Web page and app entries:

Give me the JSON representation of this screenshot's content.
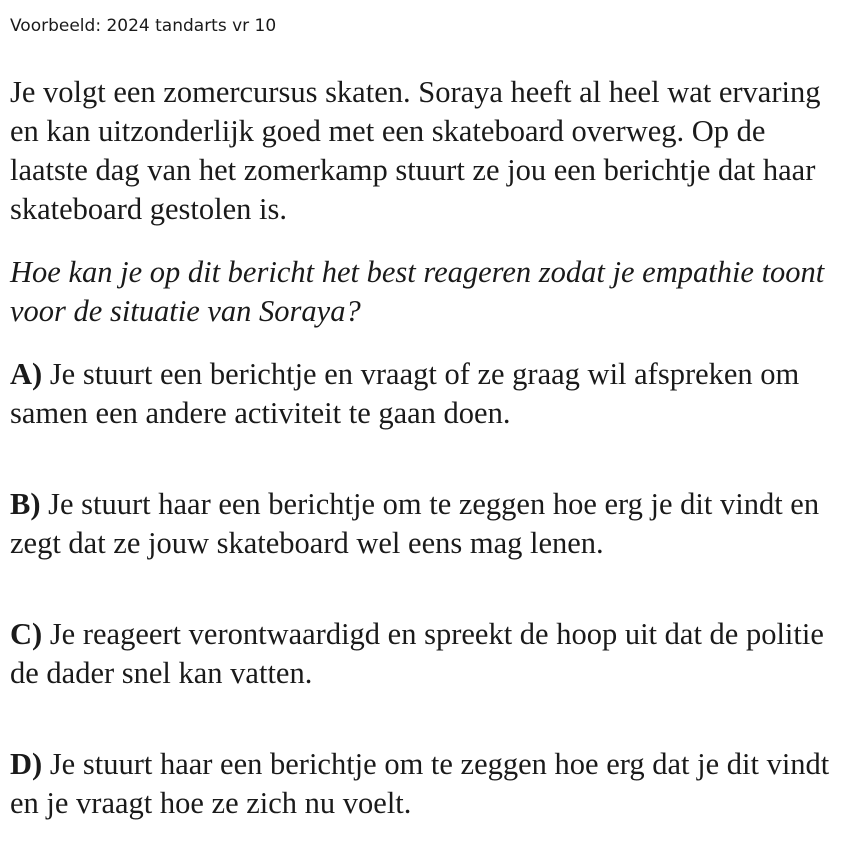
{
  "caption": "Voorbeeld: 2024 tandarts vr 10",
  "intro": "Je volgt een zomercursus skaten. Soraya heeft al heel wat ervaring en kan uitzonderlijk goed met een skateboard overweg. Op de laatste dag van het zomerkamp stuurt ze jou een berichtje dat haar skateboard gestolen is.",
  "question": "Hoe kan je op dit bericht het best reageren zodat je empathie toont voor de situatie van Soraya?",
  "options": [
    {
      "letter": "A)",
      "text": "Je stuurt een berichtje en vraagt of ze graag wil afspreken om samen een andere activiteit te gaan doen."
    },
    {
      "letter": "B)",
      "text": "Je stuurt haar een berichtje om te zeggen hoe erg je dit vindt en zegt dat ze jouw skateboard wel eens mag lenen."
    },
    {
      "letter": "C)",
      "text": "Je reageert verontwaardigd en spreekt de hoop uit dat de politie de dader snel kan vatten."
    },
    {
      "letter": "D)",
      "text": "Je stuurt haar een berichtje om te zeggen hoe erg dat je dit vindt en je vraagt hoe ze zich nu voelt."
    }
  ]
}
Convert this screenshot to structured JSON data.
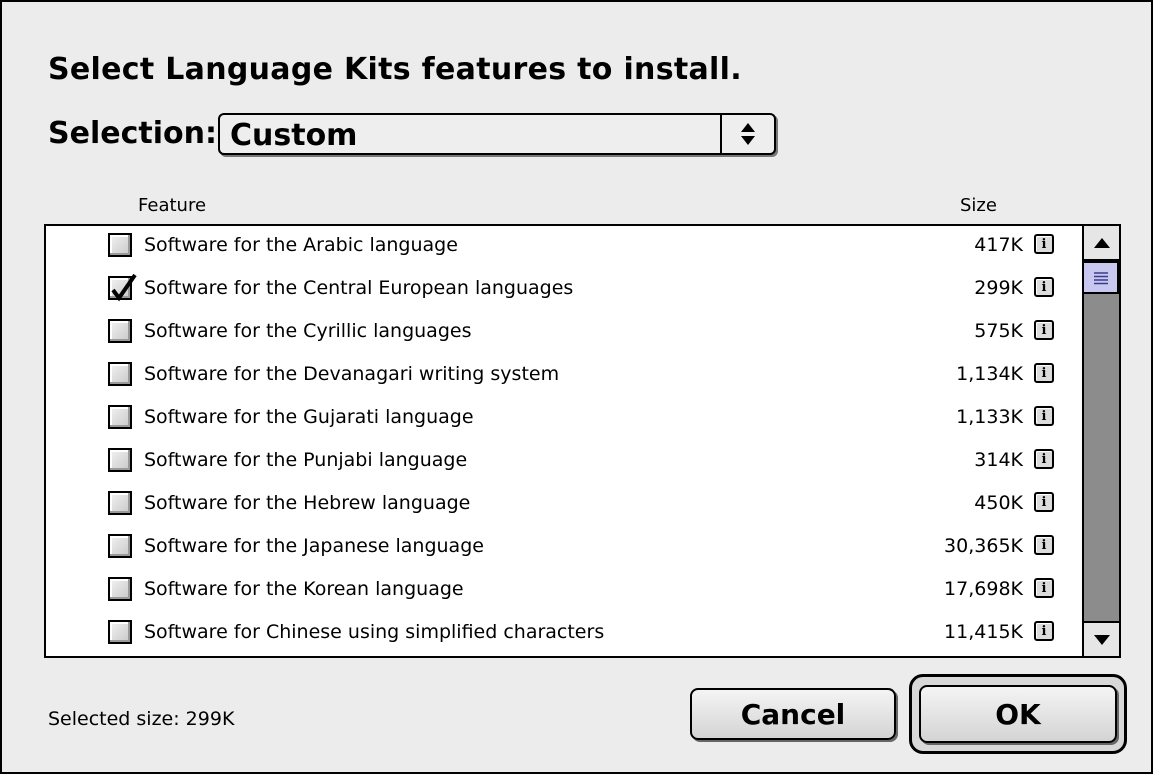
{
  "dialog": {
    "title": "Select Language Kits features to install."
  },
  "selection": {
    "label": "Selection:",
    "value": "Custom"
  },
  "list": {
    "columns": {
      "feature": "Feature",
      "size": "Size"
    },
    "info_glyph": "i",
    "items": [
      {
        "label": "Software for the Arabic language",
        "size": "417K",
        "checked": false
      },
      {
        "label": "Software for the Central European languages",
        "size": "299K",
        "checked": true
      },
      {
        "label": "Software for the Cyrillic languages",
        "size": "575K",
        "checked": false
      },
      {
        "label": "Software for the Devanagari writing system",
        "size": "1,134K",
        "checked": false
      },
      {
        "label": "Software for the Gujarati language",
        "size": "1,133K",
        "checked": false
      },
      {
        "label": "Software for the Punjabi language",
        "size": "314K",
        "checked": false
      },
      {
        "label": "Software for the Hebrew language",
        "size": "450K",
        "checked": false
      },
      {
        "label": "Software for the Japanese language",
        "size": "30,365K",
        "checked": false
      },
      {
        "label": "Software for the Korean language",
        "size": "17,698K",
        "checked": false
      },
      {
        "label": "Software for Chinese using simplified characters",
        "size": "11,415K",
        "checked": false
      }
    ]
  },
  "footer": {
    "selected_size": "Selected size: 299K",
    "cancel_label": "Cancel",
    "ok_label": "OK"
  },
  "icons": {
    "popup_arrows": "up-down-arrows-icon",
    "scroll_up": "scroll-up-arrow-icon",
    "scroll_down": "scroll-down-arrow-icon",
    "info": "info-icon",
    "check": "checkmark-icon"
  },
  "colors": {
    "dialog_bg": "#ececec",
    "scroll_track": "#8c8c8c",
    "scroll_thumb": "#c7c7f0"
  }
}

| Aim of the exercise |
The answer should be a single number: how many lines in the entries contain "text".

| Completed task |
4